I must admit, I’m a sucker for motivational sayings. They energize, center me, and put things in perspective. One of my favorites is, “In life, you don’t just get to sit on a beach drinking apple martinis.” In other words, the good things in life can (like a vacation or fantastic training) be earned only through hard work.
And I have worked hard. So has my wife – this year she said she really wanted to go to Hawaii. This was probably the first time she truly wanted something and I wanted to make that happen for her and for us. I had a new job, new life, and new perspectives; we’re going to Hawaii! We’ve earned that apple martini on the beach.
As we moved toward our vacation, I started having feelings of déjà vu. I soon realized it was because it felt similar to experiences in my professional life! Here’s what I mean:
Christmas rolled around and it was time to buy our plane tickets. We needed to set a date. Now we were no longer wishing, thinking or discussing. Taking an idea from abstract to concrete changed everything. We now had something to look forward to. In two months, Hawaii was going to happen.

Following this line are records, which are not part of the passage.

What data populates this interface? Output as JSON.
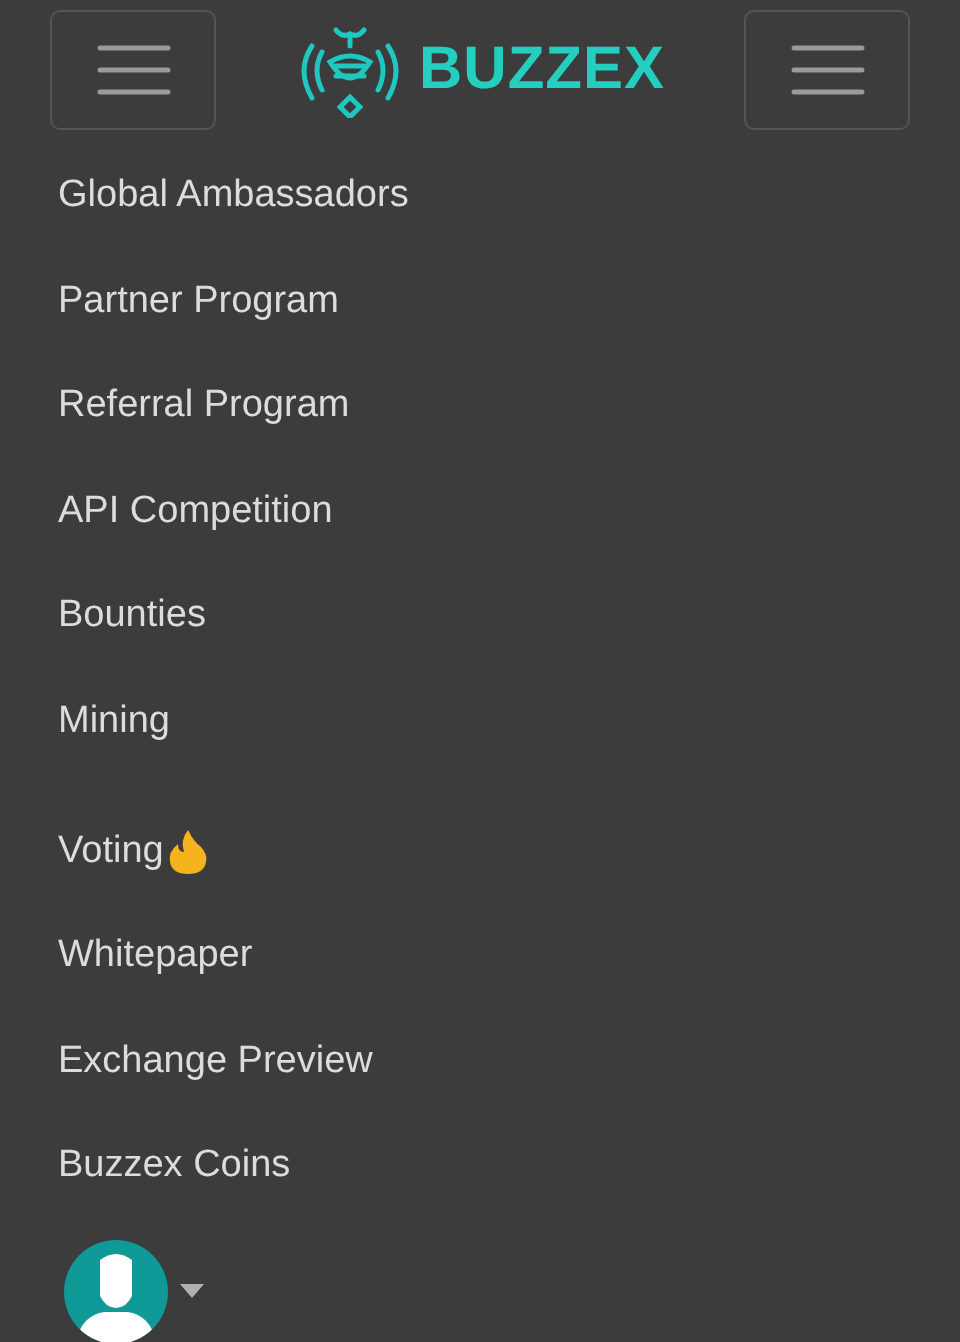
{
  "header": {
    "logo_text": "BUZZEX"
  },
  "menu": [
    {
      "label": "Global Ambassadors",
      "hot": false
    },
    {
      "label": "Partner Program",
      "hot": false
    },
    {
      "label": "Referral Program",
      "hot": false
    },
    {
      "label": "API Competition",
      "hot": false
    },
    {
      "label": "Bounties",
      "hot": false
    },
    {
      "label": "Mining",
      "hot": false
    },
    {
      "label": "Voting",
      "hot": true
    },
    {
      "label": "Whitepaper",
      "hot": false
    },
    {
      "label": "Exchange Preview",
      "hot": false
    },
    {
      "label": "Buzzex Coins",
      "hot": false
    }
  ]
}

I was amazed at the effect it had on our daily lives. Every day was one day closer to our trip. Instead of talking about what was for lunch or what to do on the weekend, we were talking about we needed to pack and what we were going to do when we got to Hawaii. It felt like we had a lot to do to make sure everything went smoothly, so we were busier, but excited. Our trip was having a positive impact on our lives, even before it happened.
The familiar feeling made me think about the training events I create. Setting training dates has a similar effect. Whether you are the one developing the material or attending the course, putting the date on a calendar crystalizes your thinking. Preparation amps up and deadlines feel more real as everyone watches the calendar tick closer to the big day. It creates a sense of excitement and urgency that doesn’t exist until you have a concrete plan.
As our vacation neared, we made detailed plans. We would have six days on the big island and a lot of things we wanted to do. We planned our days to maximize the fun and relaxation. The big events got the highest priority, so the volcano, the beach, and the observatory were scheduled first.
Then we looked at what we could do around those priority events. We wanted time at the beach, and Hawaii has some of the best snorkeling beaches in the world, so snorkeling seemed a good add-on. We had the volcano day booked and found some sights to see on our path back to the hotel. There were some things we simply didn’t have time for; we put them in the “next trip” bucket. Each day became a container we filled with the experiences we most wanted to make to make lifelong memories.
Optimizing my time comes naturally, after years as an instructional designer. Tight training plans are essential for my clients. We know how many days we have to train, how many people we need to move through, and how much of their time we can have each day. For instructor-led training, we block critical learning objectives into training modules, and high-priority training modules into the day. We slot supporting objectives and modules around the essentials. Objectives with the lowest criticality might be delivered at different times or using different learning methods. Some might fall off the plan altogether, depending on the organization’s or learner’s constraints, but we keep our eye on the most critical outcomes.
Departure day finally came. We had been anticipating and preparing for months, and we knew this is our time. As expected, Hawaii delivered. Even though we had carefully planned the trip, it was surprising – the real-life experiences and unexpected moments were better than we had imagined. The images in my mind — watching a sea turtle swim around my daughter, or listening to an astronomy lecture with my son at the Kīlauea volcano – make memories I’ll carry forever.
Can training create a lasting effect? When you think about the last Instructor-led course you attended, what do you remember? Do you remember the hotel? Do you remember all of the content? It’s probably the high and low points that stay with you – the moments of clarity when something just “clicked,” the activity that made everyone laugh, the spots where you were frustrated and needed help, or the activities where your team worked together to practice something you’d need on the job. Our minds are hard-wired to capture the most intense moments – whether we are in training or on vacation.
The Peak-End Rule
This pattern that works so well for us – anticipation, partitioning, and intensity — is called the “Peak-End rule.” If we understand it, we instructional designers can use it to our advantage.
We can design events that build anticipation, helping learners look forward to the day they get together to try out new behaviors or a new system. We can structure our courses carefully, keeping focus on the most important behaviors — to the individual and the organization. We can build in intensity – challenges, victories, surprises — that fix the experience in people’s minds and help them take those memories forward to their daily lives and jobs, well after the course is over.
You probably won’t be sipping apple martinis on the beach during your next training course, but perhaps you can bring elements of a vacation into the classroom, creating a positive and memorable experience for participants.